19 Yehuda Hanasi St., POB 437, Netanya 4210300, Israel
Parshat Vayechi 2018
A novel usually reaches a climax then slowly descends into the denouement in which the loose ends are tied up and the story is complete. That’s not the way things work in the story of Yosef. True, the tremendous tension surrounding the meeting between Yosef and his brothers has receded. Yaacov and family are ensconced in Goshen by the Nile, Yosef’s brothers are probably overseers of Pharaoh’s flocks. But serious interfamily tensions remain. Why?
For one thing, the brothers still don’t believe that Yosef has really forgiven them, despite his frequent protestations. They think that Yaacov’s death will release the real devil. Esau said: “My father’s day of death will come, then I will kill my brother Yaacov.” Honoring the father aced killing the brother. That was the morality of the time – so why should Yosef be different?
Yaacov was probably also unsettled, for different reasons. He was never told how Yosef got to Egypt and adhering to the dictum – if you don’t want to know the answer, don’t ask the question – he didn’t. He knows he’s going to die in Egypt, but he wants to be buried in Canaan, the land of his fathers, the land that will belong to his later generations. And he fears for the future.
He has met separately with Yosef and given Yosef’s two sons equal footing with his own children (effectively giving Yosef a double portion of the inheritance). In other words, favoritism still reigns. He has blessed Yosef’s younger son above the older brother, keeping alive the tradition of Avraham and Yitzhak. He receives Yosef’s promise to bury him in Canaan, which puts his mind at rest about his final resting place, but he still has to take leave of his family.
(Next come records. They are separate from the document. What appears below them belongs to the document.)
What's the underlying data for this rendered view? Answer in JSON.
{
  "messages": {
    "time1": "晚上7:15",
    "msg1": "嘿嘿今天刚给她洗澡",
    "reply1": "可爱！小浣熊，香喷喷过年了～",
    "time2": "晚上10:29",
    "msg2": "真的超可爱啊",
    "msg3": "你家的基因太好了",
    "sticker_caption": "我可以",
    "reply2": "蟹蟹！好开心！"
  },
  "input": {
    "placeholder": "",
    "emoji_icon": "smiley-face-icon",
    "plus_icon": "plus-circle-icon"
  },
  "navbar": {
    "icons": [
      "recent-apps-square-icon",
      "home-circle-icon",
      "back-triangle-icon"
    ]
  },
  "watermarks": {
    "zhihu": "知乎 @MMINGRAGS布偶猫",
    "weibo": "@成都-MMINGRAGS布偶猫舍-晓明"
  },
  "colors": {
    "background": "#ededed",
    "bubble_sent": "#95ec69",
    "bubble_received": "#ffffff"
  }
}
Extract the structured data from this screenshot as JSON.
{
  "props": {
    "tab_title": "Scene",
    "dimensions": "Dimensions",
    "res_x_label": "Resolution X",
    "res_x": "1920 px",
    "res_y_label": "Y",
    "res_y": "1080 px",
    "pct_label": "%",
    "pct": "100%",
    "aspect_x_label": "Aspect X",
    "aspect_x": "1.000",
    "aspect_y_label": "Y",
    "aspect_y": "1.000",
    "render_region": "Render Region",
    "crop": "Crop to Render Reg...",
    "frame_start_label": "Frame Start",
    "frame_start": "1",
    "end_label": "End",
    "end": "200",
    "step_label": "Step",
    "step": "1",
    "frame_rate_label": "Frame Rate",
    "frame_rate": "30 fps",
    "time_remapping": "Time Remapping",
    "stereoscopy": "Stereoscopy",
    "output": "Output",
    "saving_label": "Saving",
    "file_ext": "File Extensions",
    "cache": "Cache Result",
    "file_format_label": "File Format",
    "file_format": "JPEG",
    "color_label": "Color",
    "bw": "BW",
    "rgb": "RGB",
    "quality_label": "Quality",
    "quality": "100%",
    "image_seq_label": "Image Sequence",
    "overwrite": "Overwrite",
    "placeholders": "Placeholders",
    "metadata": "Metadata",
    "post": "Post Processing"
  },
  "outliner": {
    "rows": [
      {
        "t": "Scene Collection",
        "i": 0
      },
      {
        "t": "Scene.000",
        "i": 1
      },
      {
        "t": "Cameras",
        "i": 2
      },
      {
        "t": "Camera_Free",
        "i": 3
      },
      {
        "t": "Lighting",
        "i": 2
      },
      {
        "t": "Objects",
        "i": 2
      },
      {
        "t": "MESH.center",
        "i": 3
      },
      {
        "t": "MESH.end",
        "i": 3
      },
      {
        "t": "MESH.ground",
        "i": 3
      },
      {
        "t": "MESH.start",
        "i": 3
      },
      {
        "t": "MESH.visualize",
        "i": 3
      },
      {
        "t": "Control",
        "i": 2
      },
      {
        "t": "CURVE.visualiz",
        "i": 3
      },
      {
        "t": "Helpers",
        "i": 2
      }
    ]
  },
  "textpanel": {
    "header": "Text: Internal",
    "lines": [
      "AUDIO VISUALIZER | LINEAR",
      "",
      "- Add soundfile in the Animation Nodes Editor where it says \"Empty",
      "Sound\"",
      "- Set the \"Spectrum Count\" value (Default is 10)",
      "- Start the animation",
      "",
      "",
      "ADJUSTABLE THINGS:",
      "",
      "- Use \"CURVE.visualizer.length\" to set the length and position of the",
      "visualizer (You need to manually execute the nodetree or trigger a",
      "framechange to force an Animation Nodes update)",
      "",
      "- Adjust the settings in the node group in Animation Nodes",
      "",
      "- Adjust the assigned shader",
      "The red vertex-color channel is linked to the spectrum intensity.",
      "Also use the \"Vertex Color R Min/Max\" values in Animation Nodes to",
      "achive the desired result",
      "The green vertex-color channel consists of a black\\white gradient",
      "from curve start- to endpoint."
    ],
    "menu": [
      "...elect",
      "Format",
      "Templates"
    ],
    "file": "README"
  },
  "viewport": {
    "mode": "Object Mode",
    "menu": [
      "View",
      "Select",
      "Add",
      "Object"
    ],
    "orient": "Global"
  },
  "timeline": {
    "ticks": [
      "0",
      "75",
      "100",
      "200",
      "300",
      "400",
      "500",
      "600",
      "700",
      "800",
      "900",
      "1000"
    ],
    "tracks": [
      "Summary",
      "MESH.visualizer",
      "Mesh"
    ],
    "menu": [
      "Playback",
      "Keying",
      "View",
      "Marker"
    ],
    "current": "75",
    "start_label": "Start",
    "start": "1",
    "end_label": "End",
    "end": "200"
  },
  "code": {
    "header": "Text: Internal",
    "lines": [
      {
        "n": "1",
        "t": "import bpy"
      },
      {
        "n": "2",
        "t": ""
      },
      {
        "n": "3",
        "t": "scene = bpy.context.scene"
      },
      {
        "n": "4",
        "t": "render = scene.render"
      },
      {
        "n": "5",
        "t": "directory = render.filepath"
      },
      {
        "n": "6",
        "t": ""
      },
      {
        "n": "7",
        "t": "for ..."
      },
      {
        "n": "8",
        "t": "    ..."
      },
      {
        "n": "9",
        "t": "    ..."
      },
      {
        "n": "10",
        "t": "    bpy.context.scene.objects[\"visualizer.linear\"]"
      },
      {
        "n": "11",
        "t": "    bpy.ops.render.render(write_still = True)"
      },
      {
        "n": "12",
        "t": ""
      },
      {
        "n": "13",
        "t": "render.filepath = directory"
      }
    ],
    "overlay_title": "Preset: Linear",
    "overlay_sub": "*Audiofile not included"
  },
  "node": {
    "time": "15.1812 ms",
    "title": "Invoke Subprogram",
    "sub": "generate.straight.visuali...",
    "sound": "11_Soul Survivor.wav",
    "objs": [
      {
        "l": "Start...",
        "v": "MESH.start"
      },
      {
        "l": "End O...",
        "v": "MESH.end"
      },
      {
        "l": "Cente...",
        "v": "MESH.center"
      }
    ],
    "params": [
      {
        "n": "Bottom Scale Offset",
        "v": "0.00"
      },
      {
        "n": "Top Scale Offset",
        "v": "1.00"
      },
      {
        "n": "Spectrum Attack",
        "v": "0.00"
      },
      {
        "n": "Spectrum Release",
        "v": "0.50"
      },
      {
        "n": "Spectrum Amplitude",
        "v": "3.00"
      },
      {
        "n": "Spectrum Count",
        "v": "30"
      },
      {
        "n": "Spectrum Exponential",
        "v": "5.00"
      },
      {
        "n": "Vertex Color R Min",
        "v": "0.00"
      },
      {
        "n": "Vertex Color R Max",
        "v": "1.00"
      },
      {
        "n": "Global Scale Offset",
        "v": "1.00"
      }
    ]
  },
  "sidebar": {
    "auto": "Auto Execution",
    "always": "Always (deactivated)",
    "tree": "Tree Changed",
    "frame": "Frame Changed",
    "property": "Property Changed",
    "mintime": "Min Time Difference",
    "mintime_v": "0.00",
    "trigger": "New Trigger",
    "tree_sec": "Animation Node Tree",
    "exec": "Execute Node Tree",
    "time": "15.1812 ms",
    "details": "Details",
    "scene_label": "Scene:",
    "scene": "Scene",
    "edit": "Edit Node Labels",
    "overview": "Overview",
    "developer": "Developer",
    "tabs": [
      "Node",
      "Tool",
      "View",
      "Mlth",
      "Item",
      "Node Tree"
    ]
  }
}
And here, something strange happens.
He calls them all together to bless them and tell them what will happen to them in the future – but he doesn’t. The rabbis say that as he began to look to the future he suddenly lost his visionary powers because the future, with slavery in Egypt was so bleak.
Instead he begins by referring to what happened in the past. In fact, the first three blessings are curses. Reuven is stripped of the primogeniture because of his attempts to sleep with Yaacov’s concubine. Shimon and Levi are berated because of their unbelievable cruelty in massacring a whole city.
With Yehuda Yaacov makes a decision for the future. Yehuda is the leader, the responsible adult among the brothers. The one who undertook to assure Benjamin’s safety and ultimately facilitated to the descent of Yaacov and family to Egypt.
And here we find the seeds of future dissent. “No tribe shall deviate from Yehuda,” is part of Yaacov’s blessing, yet what about Yosef? He’s also a potential leader, and the tribes of Menashe and Ephraim will form the backbone of Israel when it splits from Judea centuries later.
But this is not the end of the parsha. With the death of Yaacov, as noted, the brothers fear for their lives. They make up a story about Yaacov’s urging him, Yosef, to forgive his brothers for their actions – an obvious lie that again brings tears to Yosef’s eyes, this time because he realizes that they are still not a united family.
Rabbi Ari Kahn lays responsibility for this lack of unity squarely on Yosef. From the start, he says, from Yosef’s first words to them after revealing who he was, Yosef’s inherent conceit and vanity keeps intruding on his efforts for family unity. “I am Yosef your brother,” he proclaims. “Is MY father alive?” Not OUR father, MY father.
“Tell my father that God has made me a father to Pharaoh and master of all Egypt.” Dream has become nightmare. It takes the brothers back to their childhood, and I bet some of them thought, we should have finished him off back then.
But they are dependent on him now. He IS the master of the land, he controls the food, and indeed, he does allow them to live high and mighty. But they are always aware of his presence, of his power.
Except at the end. There is one thing Yosef cannot do by himself or through his servants – only through the good graces of his family. As he dies at the end of the parsha he begs them to promise to carry his bones for burial in Canaan, where he belongs. Over this he has no control. He needs them to promise him, as he promised his father. And they do.
It is here, as Yosef lies dying that the roles are reversed, the hierarchy of power that Yosef maintained throughout their stay in Egypt is shattered, and here it is possible that the brothers actually accept Yosef as their brother, with no reservations. Partially because he can’t hurt them now. Partially because they see into the depths of his soul.
It is as Bereshit ends with the conclusion of a long-simmering sibling rivalry, when peace has descended on the family of Yaacov, that we can enter the next phase, where a whole nation will have to come together.
We can hope that sometime in our future we will find ourselves living in peace with our fellow Jews. A seemingly impossible task today but who knows what the morrow may bring. A few responsible brothers, a few altruistic steps toward rapprochement and who knows, we may all sit together, brothers and sisters, united and strong. We are allowed to dream.